*** PROVIDED ENTRIES Section Begins ***

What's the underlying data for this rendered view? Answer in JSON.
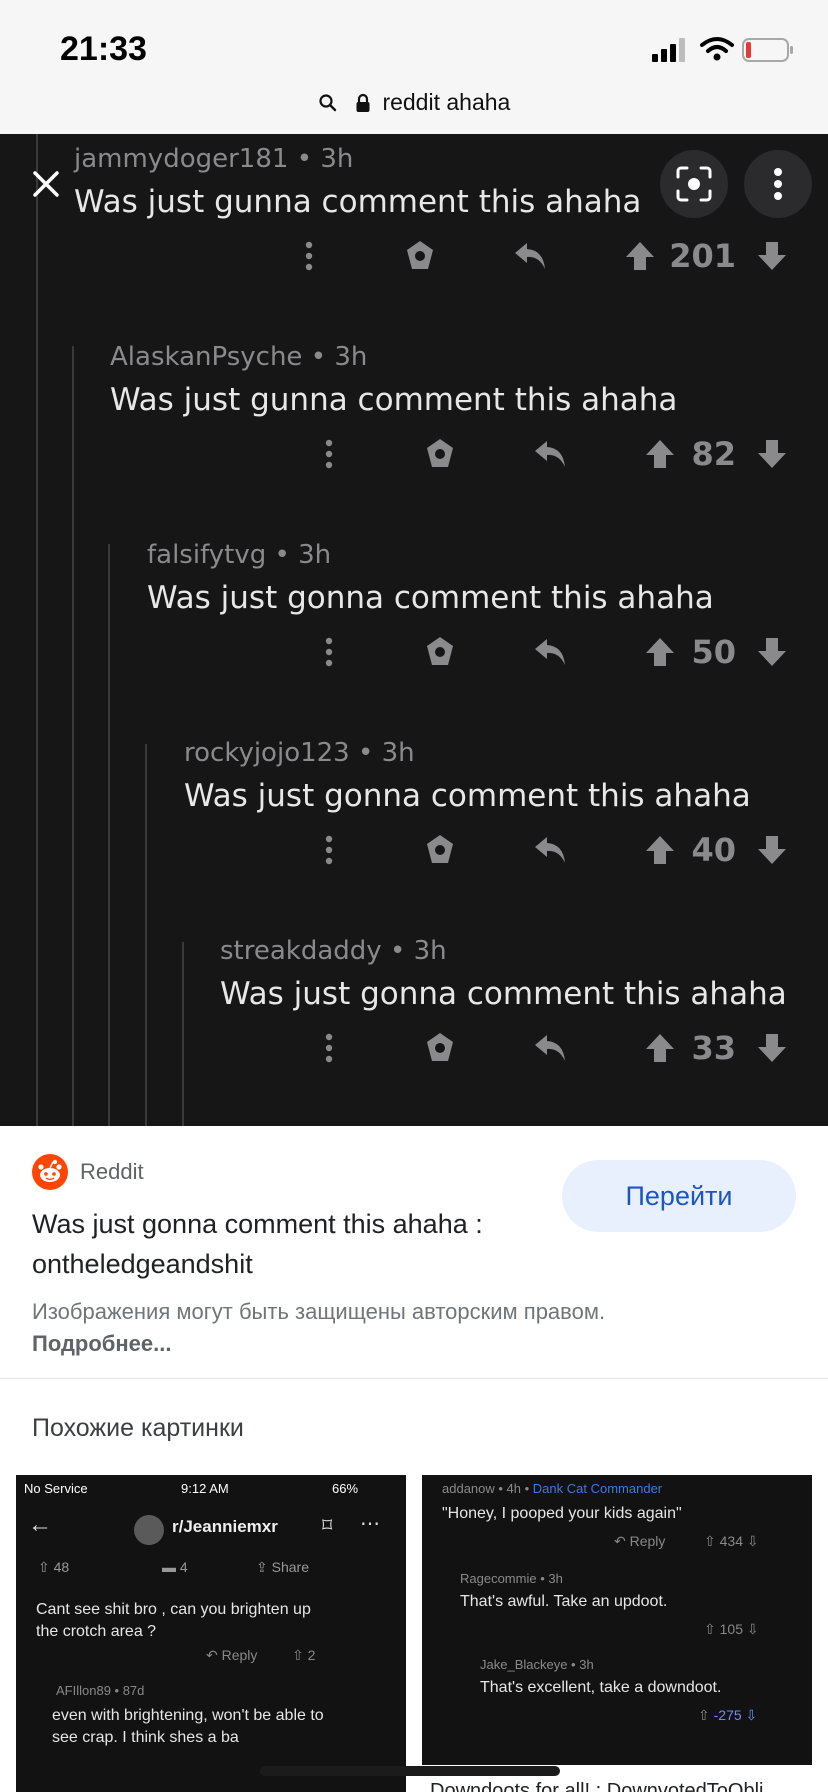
{
  "status": {
    "time": "21:33"
  },
  "browser": {
    "url_text": "reddit ahaha"
  },
  "thread": [
    {
      "author": "jammydoger181",
      "age": "3h",
      "text": "Was just gunna comment this ahaha",
      "score": "201"
    },
    {
      "author": "AlaskanPsyche",
      "age": "3h",
      "text": "Was just gunna comment this ahaha",
      "score": "82"
    },
    {
      "author": "falsifytvg",
      "age": "3h",
      "text": "Was just gonna comment this ahaha",
      "score": "50"
    },
    {
      "author": "rockyjojo123",
      "age": "3h",
      "text": "Was just gonna comment this ahaha",
      "score": "40"
    },
    {
      "author": "streakdaddy",
      "age": "3h",
      "text": "Was just gonna comment this ahaha",
      "score": "33"
    }
  ],
  "meta_sep": "•",
  "info": {
    "source": "Reddit",
    "title": "Was just gonna comment this ahaha : ontheledgeandshit",
    "goto_label": "Перейти",
    "copyright_text": "Изображения могут быть защищены авторским правом.",
    "more_link": "Подробнее..."
  },
  "similar": {
    "heading": "Похожие картинки",
    "thumb1": {
      "no_service": "No Service",
      "time": "9:12 AM",
      "battery": "66%",
      "subreddit": "r/Jeanniemxr",
      "votes": "48",
      "comments": "4",
      "share": "Share",
      "comment1": "Cant see shit bro , can you brighten up",
      "comment1b": "the crotch area ?",
      "reply": "Reply",
      "c1_score": "2",
      "author2": "AFIllon89 • 87d",
      "comment2": "even with brightening, won't be able to",
      "comment2b": "see crap. I think shes a ba"
    },
    "thumb2": {
      "author1": "addanow • 4h •",
      "flair": "Dank Cat Commander",
      "comment1": "\"Honey, I pooped your kids again\"",
      "reply": "Reply",
      "score1": "434",
      "author2": "Ragecommie • 3h",
      "comment2": "That's awful. Take an updoot.",
      "score2": "105",
      "author3": "Jake_Blackeye • 3h",
      "comment3": "That's excellent, take a downdoot.",
      "score3": "-275"
    },
    "thumb2_caption": "Downdoots for all! : DownvotedToObli"
  },
  "colors": {
    "dark_bg": "#161617",
    "thread_line": "#3a3a3c",
    "goto_bg": "#e8f0fe",
    "goto_text": "#1a56c4",
    "reddit_orange": "#ff4500"
  }
}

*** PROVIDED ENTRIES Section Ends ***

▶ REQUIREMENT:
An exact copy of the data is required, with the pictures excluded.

▶ TASK ANSWER:
What's the underlying data for this rendered view? Answer in JSON.
{
  "status": {
    "time": "21:33"
  },
  "browser": {
    "url_text": "reddit ahaha"
  },
  "thread": [
    {
      "author": "jammydoger181",
      "age": "3h",
      "text": "Was just gunna comment this ahaha",
      "score": "201"
    },
    {
      "author": "AlaskanPsyche",
      "age": "3h",
      "text": "Was just gunna comment this ahaha",
      "score": "82"
    },
    {
      "author": "falsifytvg",
      "age": "3h",
      "text": "Was just gonna comment this ahaha",
      "score": "50"
    },
    {
      "author": "rockyjojo123",
      "age": "3h",
      "text": "Was just gonna comment this ahaha",
      "score": "40"
    },
    {
      "author": "streakdaddy",
      "age": "3h",
      "text": "Was just gonna comment this ahaha",
      "score": "33"
    }
  ],
  "meta_sep": "•",
  "info": {
    "source": "Reddit",
    "title": "Was just gonna comment this ahaha : ontheledgeandshit",
    "goto_label": "Перейти",
    "copyright_text": "Изображения могут быть защищены авторским правом.",
    "more_link": "Подробнее..."
  },
  "similar": {
    "heading": "Похожие картинки",
    "thumb1": {
      "no_service": "No Service",
      "time": "9:12 AM",
      "battery": "66%",
      "subreddit": "r/Jeanniemxr",
      "votes": "48",
      "comments": "4",
      "share": "Share",
      "comment1": "Cant see shit bro , can you brighten up",
      "comment1b": "the crotch area ?",
      "reply": "Reply",
      "c1_score": "2",
      "author2": "AFIllon89 • 87d",
      "comment2": "even with brightening, won't be able to",
      "comment2b": "see crap. I think shes a ba"
    },
    "thumb2": {
      "author1": "addanow • 4h •",
      "flair": "Dank Cat Commander",
      "comment1": "\"Honey, I pooped your kids again\"",
      "reply": "Reply",
      "score1": "434",
      "author2": "Ragecommie • 3h",
      "comment2": "That's awful. Take an updoot.",
      "score2": "105",
      "author3": "Jake_Blackeye • 3h",
      "comment3": "That's excellent, take a downdoot.",
      "score3": "-275"
    },
    "thumb2_caption": "Downdoots for all! : DownvotedToObli"
  },
  "colors": {
    "dark_bg": "#161617",
    "thread_line": "#3a3a3c",
    "goto_bg": "#e8f0fe",
    "goto_text": "#1a56c4",
    "reddit_orange": "#ff4500"
  }
}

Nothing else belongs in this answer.